In our time as a charity there have been many high points. It has been an honour to work with passionate people in communities across the UK to develop practical solutions to poverty. But nothing can mask the sad reality that we're only here because people are going hungry.
When people are referred to us for a food parcel, they've most likely tried everything they can to get back on their feet, but it just hasn't worked. That's why we're here to give them a cup of tea, a listening ear, and some food. We work hard to give people hope and extra support so that they recover from their crisis and will not need emergency food in the future.
But in this role we have consistently refused to be just an emergency response. Firstly we have been developing a More than Food programme to offer support and advice, and secondly we have been gathering data and undertaking research into the reasons why people come to foodbanks. Ever since we started noticing foodbank use was increasing, we've been vocal about what we have found and keen to work with politicians, businesses and other charities to tackle hunger in communities up and down the country.
Today, The Trussell Trust released new foodbank statistics revealing that over 1,182,000 three day emergency food supplies were given to people in crisis in past year, with over 436,000 given to children. Issues with benefits continued to be the main reason why people were referred to us.
It's not new for foodbank figures to be increasing.

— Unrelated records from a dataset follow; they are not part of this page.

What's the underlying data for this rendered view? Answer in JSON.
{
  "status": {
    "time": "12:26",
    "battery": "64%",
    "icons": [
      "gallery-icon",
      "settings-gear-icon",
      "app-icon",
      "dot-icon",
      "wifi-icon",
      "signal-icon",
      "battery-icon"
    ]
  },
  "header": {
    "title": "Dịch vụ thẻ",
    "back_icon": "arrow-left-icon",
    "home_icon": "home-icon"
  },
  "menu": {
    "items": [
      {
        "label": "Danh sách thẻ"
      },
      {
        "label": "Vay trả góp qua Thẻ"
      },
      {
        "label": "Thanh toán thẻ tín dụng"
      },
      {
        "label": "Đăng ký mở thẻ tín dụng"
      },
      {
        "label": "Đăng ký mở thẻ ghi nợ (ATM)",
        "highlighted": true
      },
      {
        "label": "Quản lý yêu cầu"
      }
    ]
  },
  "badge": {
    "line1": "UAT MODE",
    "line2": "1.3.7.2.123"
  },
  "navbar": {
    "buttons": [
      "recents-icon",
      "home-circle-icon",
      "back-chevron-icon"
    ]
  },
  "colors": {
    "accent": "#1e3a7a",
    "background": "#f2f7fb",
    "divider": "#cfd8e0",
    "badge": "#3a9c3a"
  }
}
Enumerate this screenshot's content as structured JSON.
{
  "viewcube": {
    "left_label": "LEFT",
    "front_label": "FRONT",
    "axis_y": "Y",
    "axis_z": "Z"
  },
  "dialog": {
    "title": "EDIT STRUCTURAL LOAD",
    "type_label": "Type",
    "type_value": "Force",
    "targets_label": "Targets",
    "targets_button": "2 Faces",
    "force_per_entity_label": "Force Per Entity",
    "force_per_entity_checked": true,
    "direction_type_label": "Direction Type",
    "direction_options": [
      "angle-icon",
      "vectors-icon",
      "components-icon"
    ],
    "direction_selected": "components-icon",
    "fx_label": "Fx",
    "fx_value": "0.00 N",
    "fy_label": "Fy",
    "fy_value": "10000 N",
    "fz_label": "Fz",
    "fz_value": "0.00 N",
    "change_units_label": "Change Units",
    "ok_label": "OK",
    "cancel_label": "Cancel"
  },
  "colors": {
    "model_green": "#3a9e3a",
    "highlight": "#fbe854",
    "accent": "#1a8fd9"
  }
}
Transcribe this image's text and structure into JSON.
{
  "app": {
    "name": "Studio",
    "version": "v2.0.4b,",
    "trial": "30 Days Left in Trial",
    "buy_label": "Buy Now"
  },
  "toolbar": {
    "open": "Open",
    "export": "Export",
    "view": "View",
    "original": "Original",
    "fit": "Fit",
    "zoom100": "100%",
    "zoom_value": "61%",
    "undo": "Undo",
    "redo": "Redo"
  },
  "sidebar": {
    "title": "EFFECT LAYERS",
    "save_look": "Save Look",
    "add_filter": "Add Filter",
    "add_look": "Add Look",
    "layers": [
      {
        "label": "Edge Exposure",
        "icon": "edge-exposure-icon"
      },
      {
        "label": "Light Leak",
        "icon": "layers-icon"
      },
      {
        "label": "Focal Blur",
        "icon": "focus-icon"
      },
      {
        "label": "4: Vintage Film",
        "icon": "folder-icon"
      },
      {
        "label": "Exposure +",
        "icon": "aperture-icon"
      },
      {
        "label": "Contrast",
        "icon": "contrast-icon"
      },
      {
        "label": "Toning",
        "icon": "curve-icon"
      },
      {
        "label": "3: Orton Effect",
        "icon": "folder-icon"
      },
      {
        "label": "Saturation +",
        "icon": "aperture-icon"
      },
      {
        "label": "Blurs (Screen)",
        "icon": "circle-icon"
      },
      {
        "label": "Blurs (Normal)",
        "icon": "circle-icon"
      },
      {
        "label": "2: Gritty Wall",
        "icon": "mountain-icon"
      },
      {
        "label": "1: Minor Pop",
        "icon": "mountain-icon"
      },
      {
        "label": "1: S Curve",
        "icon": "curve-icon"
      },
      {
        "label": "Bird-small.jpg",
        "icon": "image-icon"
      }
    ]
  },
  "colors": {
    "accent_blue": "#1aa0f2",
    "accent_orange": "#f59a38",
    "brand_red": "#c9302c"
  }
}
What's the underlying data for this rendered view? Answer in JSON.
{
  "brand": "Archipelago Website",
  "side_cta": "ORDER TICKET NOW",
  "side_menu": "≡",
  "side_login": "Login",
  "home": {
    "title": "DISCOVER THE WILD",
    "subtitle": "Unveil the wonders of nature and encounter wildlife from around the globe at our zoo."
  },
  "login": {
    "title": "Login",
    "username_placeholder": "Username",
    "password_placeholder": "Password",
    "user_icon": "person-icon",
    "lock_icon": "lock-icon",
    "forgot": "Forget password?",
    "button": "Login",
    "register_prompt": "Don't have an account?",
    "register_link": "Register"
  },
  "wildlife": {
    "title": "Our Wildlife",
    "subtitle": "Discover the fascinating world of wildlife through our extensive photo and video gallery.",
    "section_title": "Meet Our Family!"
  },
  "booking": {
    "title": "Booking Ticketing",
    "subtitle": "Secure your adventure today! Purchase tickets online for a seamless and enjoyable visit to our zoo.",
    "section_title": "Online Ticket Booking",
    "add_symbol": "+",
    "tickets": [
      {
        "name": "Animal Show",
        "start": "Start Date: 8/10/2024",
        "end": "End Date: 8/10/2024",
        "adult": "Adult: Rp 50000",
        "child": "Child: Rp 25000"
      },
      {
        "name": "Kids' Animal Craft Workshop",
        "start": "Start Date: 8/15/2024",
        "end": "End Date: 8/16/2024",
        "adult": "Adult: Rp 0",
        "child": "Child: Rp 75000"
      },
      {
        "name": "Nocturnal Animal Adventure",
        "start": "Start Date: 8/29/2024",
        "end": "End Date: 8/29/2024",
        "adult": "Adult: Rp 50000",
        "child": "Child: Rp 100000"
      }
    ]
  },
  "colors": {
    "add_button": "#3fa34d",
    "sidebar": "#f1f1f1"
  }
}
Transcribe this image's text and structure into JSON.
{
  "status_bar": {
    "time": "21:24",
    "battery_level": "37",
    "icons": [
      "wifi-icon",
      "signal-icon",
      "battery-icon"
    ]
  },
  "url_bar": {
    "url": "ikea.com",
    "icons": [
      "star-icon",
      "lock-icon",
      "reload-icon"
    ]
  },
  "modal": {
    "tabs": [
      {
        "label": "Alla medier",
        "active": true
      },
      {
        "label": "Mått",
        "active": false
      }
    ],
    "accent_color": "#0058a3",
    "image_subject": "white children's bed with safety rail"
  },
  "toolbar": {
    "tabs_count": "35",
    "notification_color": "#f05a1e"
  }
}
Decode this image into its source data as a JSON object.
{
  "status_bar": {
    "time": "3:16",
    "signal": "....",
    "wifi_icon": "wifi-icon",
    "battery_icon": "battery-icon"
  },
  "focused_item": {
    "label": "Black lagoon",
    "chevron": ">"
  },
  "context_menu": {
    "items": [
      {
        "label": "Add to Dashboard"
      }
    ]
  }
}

But this year something's changed.
Today we also release Early Warnings, a report focused on Universal Credit - the new system of administering benefits which is currently being rolled out across the UK. Ever since we began to partner with communities to tackle poverty and hunger from the frontline, the insights of our Foodbank Network have been seen by some as 'early warning signs' of the effects policy level changes can have on the ground.
This is the first time The Trussell Trust has released a report which outlines observations from foodbanks about the impact of a policy-level change and what can be done to ease any adverse side effects, before it's fully rolled out across the UK. We're raising foodbanks' concerns now, before it's fully rolled out, so our insights can inform efforts to make sure the values on which Universal Credit is built are delivered in practice as it unfolds.
The report finds that foodbanks in areas of full Universal Credit rollout to single people, couples and families, have seen a 16.85% average increase in referrals for emergency food, more than double the national average of 6.64%. It also finds that people claiming Universal Credit are seeing long waits, which are leading to poor mental health, piling debts, and issues with housing. Foodbanks are helping as much as they can - but they stand alongside, not instead of, the welfare system.
We know the system of benefits right now is too complicated - foodbanks often speak to people that are experiencing the system for the first time and are struggling to understand how it works and what they need to do. The move to simplify it is a welcome one. However, we also understand that any large reform can have unforeseen consequences. We are sharing the frontline insights of our foodbank network with the Department for Work and Pensions, and the wider public, to ensure any adverse side effects are addressed in policy and practice.
To be honest, I didn't think we'd be releasing this year's end of year foodbank figures 6 weeks before a General Election.
Over the last year we have posed practical suggestions to decision-makers to tackle the issues foodbanks are seeing, rooted in evidence from our Network. These include: reducing the 6-week wait for Universal Credit payments; introducing hotlines between Jobcentres and foodbanks to speed up issues quickly; and adopting a true yellow card warning system for benefit sanctions.
We have been encouraged by Secretary of State Damian Green's willingness to engage, his department's work to pilot improvements, and the recent changes to the Universal Credit taper rate which mean people moving into work will keep more of their earnings. We hope we will be able to continue building constructive engagement with future Members and Ministers, as we have done with current decision-makers, who have shown a proactive positive engagement with The Trussell Trust in order to tackle hunger in the UK.
Tackling hunger and poverty in the UK is not the responsibility of any one party, charity, or business, but should be the concern of every candidate, and voter, across the UK.Suggest a correction